Various studies have investigated the effects of using a multivitamin supplement among those aged 50 years and older, and a summary of these results is shown in Table 2.
Role of the Pharmacist
Before recommending any multivitamin/ multimineral supplement to older patients, pharmacists should assess medical history and medication profile to determine if there is a potential for contraindications to a supplement or the potential for any micronutrient–drug interactions. Patients should be reminded that these supplements are intended to prevent nutritional deficiencies and maintain nutritional stores: they are not intended for the self-treatment of vitamin deficiencies.3
Pharmacists should also determine if the patient is taking any other nutritional supplements to avoid duplication and refer patients for further medical evaluation when warranted. Patients should be reminded to take supplements as directed and to adhere to a nutritious diet consisting of a wide variety of foods that will ensure balanced and optimal nutrition for an active, healthy life.
For more information on the updated food pyramid for older adults, please visit http://nutrition.tufts.edu/docs/ guidelines.pdf.■
1. Davidow L. Self care and nonprescription pharmacotherapy. In: Berardi R, Newton G, McDermott JH, et al, eds. Handbook of Nonprescription Drugs. 16th ed. Washington, DC: American Pharmacists Association; 2009:7.
2. Vitamins. MD Consult Web site. www.mdconsult.com/das/patient/body/168862454-5/911756995/10041/9477.html. Accessed November 1, 2009.
3. Huckleberry, Yvonne and Rollins, Carol. Essential and Conditionally Essential Nutrients. In: Berardi R, Newton G, McDermott JH, et al, eds. Handbook of Nonprescription Drugs. 16th ed. Washington, DC: American Pharmacists Association; 2009:389-417.
4. Ervin RB, Kennedy-Stephenson J. Mineral intakes of elderly adult supplement and nonsupplement users in the Third National Health and Nutrition Examination Survey. J Nutr. 2002;132(11):3422-7.
5. Lichtenstein AH, Rasmussen H, Yu WW, Epstein SR, Russell RM. Modified mypyramid for older adults. J Nutr. 2008;138(1):5-11.
6. One A Day Vitamins [product information]. Bayer Consumer Web site. www.oneaday.com. Accessed October 25, 2009.
7. Centrum Silver [product information]. Wyeth Consumer Health Web site. www.centrum.com. Accessed October 25, 2009
8. Nature Made Vitamins [product information]. Pharmavite LLC Web site. www.naturemade.com. Accessed October 25, 2009.
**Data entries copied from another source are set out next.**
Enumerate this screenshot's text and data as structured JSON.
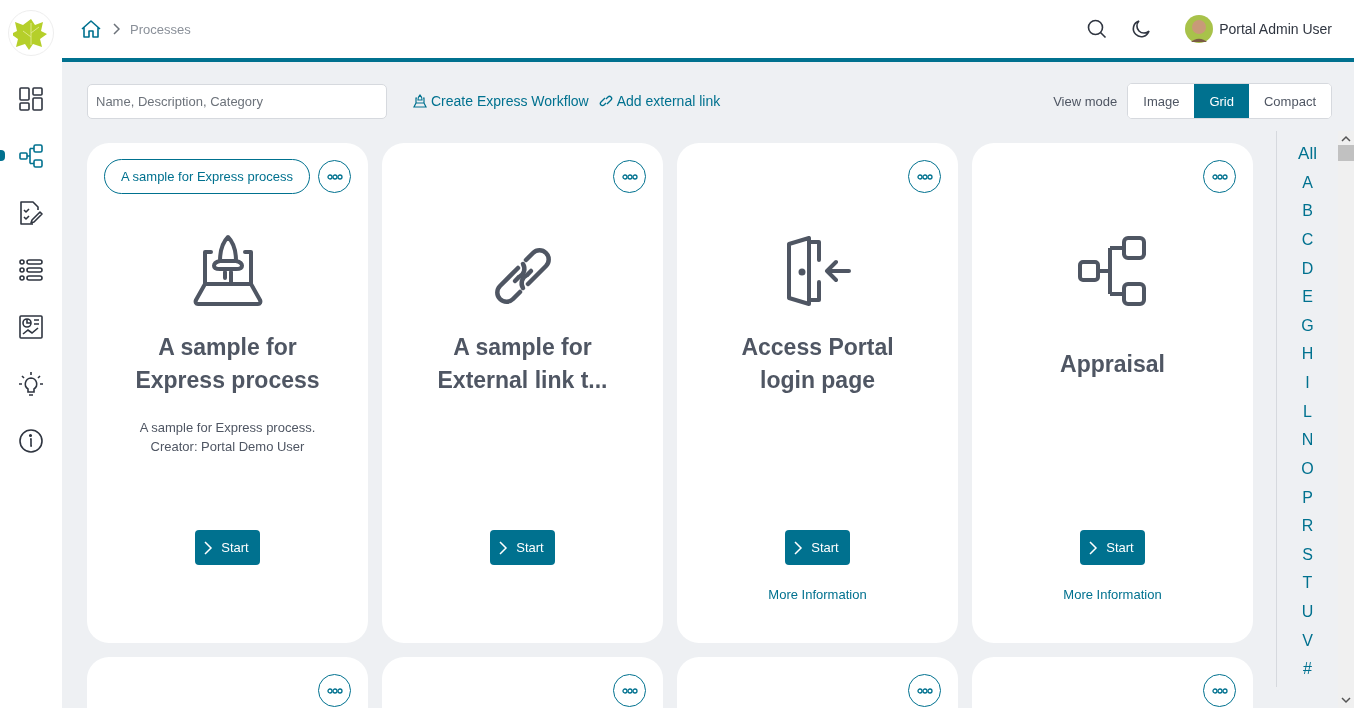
{
  "sidebar": {
    "items": [
      {
        "selected": false
      },
      {
        "selected": true
      },
      {
        "selected": false
      },
      {
        "selected": false
      },
      {
        "selected": false
      },
      {
        "selected": false
      },
      {
        "selected": false
      }
    ]
  },
  "breadcrumb": {
    "current": "Processes"
  },
  "user": {
    "name": "Portal Admin User"
  },
  "toolbar": {
    "search": {
      "placeholder": "Name, Description, Category"
    },
    "actions": [
      "Create Express Workflow",
      "Add external link"
    ],
    "view_mode_label": "View mode",
    "view_modes": [
      {
        "label": "Image",
        "selected": false
      },
      {
        "label": "Grid",
        "selected": true
      },
      {
        "label": "Compact",
        "selected": false
      }
    ]
  },
  "cards": [
    {
      "kind": "express",
      "tag": "A sample for Express process",
      "title": "A sample for Express process",
      "description": "A sample for Express process.\nCreator: Portal Demo User",
      "start": "Start"
    },
    {
      "kind": "external-link",
      "title": "A sample for External link t...",
      "start": "Start"
    },
    {
      "kind": "login",
      "title": "Access Portal login page",
      "start": "Start",
      "more_info": "More Information"
    },
    {
      "kind": "process",
      "title": "Appraisal",
      "start": "Start",
      "more_info": "More Information"
    },
    {
      "kind": "partial"
    },
    {
      "kind": "partial"
    },
    {
      "kind": "partial"
    },
    {
      "kind": "partial"
    }
  ],
  "alphabet": [
    "All",
    "A",
    "B",
    "C",
    "D",
    "E",
    "G",
    "H",
    "I",
    "L",
    "N",
    "O",
    "P",
    "R",
    "S",
    "T",
    "U",
    "V",
    "#"
  ]
}
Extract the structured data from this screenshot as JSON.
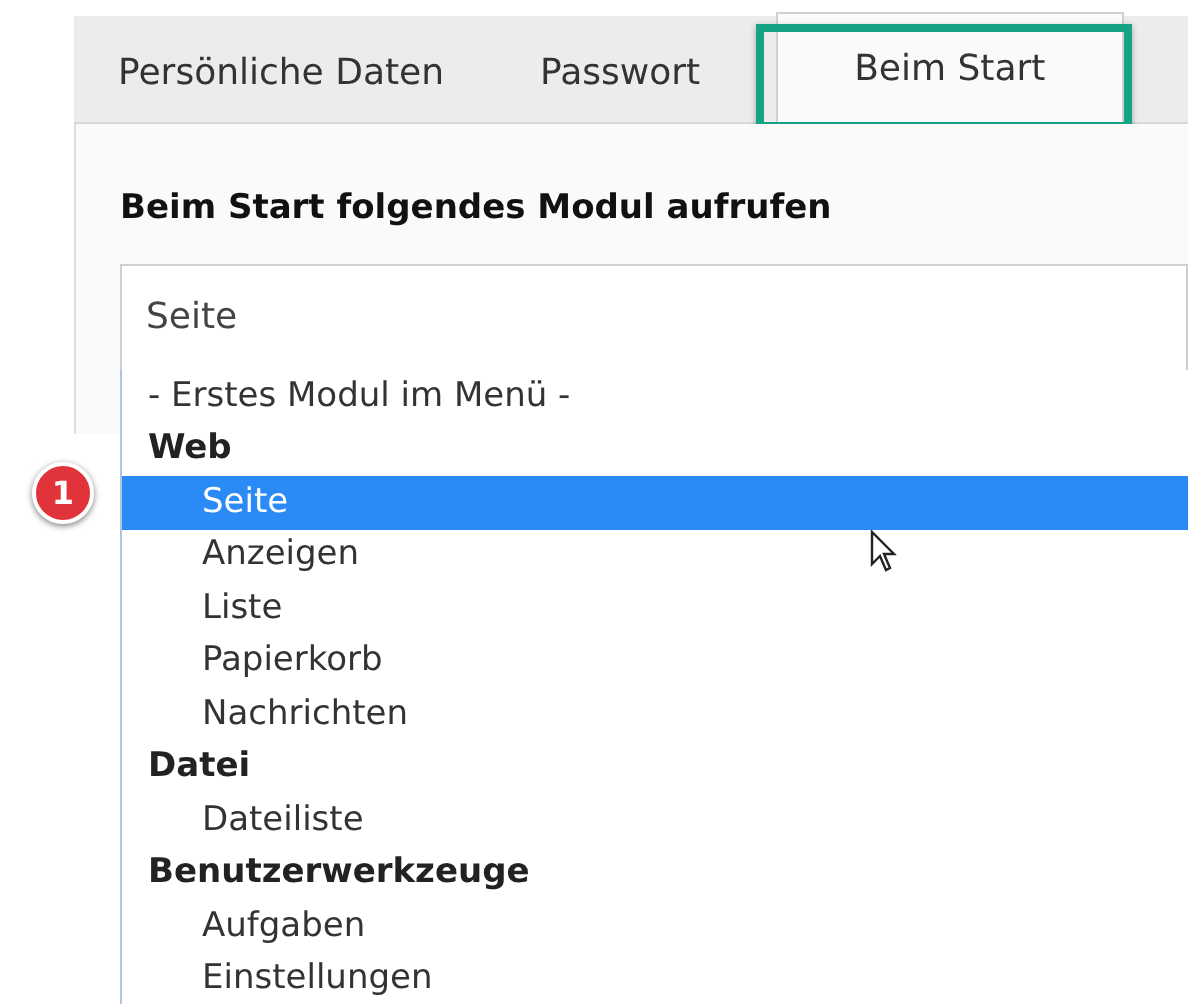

9. Your Life Multivitamin [product information]. Nature’s Bounty Web site. www.naturesbounty.com/pages/whatsnew.aspx. Accessed October 30, 2009.
10. Sebastian RS, Cleveland LE, Goldman JD, Moshfegh AJ. Older adults who use vitamin/mineral supplements differ from nonusers in nutrient intake adequacy and dietary attitudes. J Am Diet Assoc. 2007;107(8):1322-1332.
11. Marshall TA et al. Inadequate nutrient intakes are common and are associated with low diet variety in rural, community-dwelling elderly. J Nutr. 2001;131(8):2192-2196.
12. Chandra RK. Effect of vitamin and trace-element supplementation on immune responses and infection in elderly subjects. Lancet. 1992;340(8828):1124-1127.
13. McKay DL, Perrone G, Rasmussen H, et al. The effects of a multivitamin/mineral supplement on micronutrient status, antioxidant capacity and cytokine production in healthy older adults consuming a fortified diet. J Am Coll Nutr. 2000;19(5):613-621.